## [What you should do]
Please give nothing except the number of lines in the records below that include the word "crossbody".

Excerpts from an interface dataset:
:::

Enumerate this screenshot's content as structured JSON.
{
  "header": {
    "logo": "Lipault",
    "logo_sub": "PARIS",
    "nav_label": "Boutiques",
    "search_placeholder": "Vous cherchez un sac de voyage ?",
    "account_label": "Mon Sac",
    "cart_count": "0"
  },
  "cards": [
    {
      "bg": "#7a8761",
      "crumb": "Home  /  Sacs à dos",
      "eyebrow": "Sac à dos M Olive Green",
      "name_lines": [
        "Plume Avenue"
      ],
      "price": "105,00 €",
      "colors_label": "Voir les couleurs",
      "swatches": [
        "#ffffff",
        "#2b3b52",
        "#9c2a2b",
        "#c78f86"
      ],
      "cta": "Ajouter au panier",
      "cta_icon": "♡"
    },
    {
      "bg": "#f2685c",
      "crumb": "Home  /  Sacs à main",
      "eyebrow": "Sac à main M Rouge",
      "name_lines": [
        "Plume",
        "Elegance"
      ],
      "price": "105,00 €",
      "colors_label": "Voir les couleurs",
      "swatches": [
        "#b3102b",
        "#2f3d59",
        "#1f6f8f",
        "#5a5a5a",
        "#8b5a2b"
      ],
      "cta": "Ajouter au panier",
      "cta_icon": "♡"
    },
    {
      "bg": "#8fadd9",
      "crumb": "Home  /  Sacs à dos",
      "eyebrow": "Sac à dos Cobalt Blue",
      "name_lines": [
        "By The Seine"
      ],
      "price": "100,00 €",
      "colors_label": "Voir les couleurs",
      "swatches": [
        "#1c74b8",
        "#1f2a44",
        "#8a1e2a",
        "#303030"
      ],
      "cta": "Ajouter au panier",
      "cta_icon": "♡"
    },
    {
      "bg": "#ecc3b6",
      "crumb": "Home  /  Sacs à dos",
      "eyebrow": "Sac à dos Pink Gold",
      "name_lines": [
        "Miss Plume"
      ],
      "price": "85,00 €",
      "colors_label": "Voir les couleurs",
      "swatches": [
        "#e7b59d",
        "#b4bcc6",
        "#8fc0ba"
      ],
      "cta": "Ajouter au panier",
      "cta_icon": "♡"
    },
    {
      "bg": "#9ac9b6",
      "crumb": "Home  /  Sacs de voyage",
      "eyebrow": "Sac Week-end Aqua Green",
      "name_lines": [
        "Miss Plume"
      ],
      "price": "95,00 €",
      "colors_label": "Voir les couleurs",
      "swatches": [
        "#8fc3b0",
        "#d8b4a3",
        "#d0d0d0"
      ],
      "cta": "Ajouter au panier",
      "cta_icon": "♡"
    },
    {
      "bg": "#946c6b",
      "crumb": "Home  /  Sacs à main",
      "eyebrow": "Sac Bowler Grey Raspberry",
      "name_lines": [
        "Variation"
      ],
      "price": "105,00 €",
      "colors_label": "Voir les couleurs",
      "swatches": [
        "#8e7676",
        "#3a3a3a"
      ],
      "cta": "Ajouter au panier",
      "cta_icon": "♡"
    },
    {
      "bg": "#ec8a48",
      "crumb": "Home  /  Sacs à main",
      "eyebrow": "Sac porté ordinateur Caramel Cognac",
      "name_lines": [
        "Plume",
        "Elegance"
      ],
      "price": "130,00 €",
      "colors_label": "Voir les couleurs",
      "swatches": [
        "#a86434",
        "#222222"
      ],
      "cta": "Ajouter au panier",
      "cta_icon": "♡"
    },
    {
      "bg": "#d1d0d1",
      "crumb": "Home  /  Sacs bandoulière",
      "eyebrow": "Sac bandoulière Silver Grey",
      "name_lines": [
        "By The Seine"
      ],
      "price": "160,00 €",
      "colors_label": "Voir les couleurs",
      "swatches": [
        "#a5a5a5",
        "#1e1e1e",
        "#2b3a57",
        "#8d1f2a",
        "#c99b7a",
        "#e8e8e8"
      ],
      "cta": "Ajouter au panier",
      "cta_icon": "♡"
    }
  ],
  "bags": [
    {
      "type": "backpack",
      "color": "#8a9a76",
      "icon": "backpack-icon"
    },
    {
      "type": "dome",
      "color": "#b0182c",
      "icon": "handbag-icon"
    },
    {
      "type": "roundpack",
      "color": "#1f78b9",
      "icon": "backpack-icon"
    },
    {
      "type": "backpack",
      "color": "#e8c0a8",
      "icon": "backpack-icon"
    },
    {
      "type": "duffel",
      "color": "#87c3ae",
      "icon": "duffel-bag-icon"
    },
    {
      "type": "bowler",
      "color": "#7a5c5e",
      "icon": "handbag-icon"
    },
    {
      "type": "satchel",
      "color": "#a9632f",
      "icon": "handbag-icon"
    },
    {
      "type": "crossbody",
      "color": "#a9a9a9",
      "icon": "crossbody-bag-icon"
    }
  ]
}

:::

## [Exercise answer]
2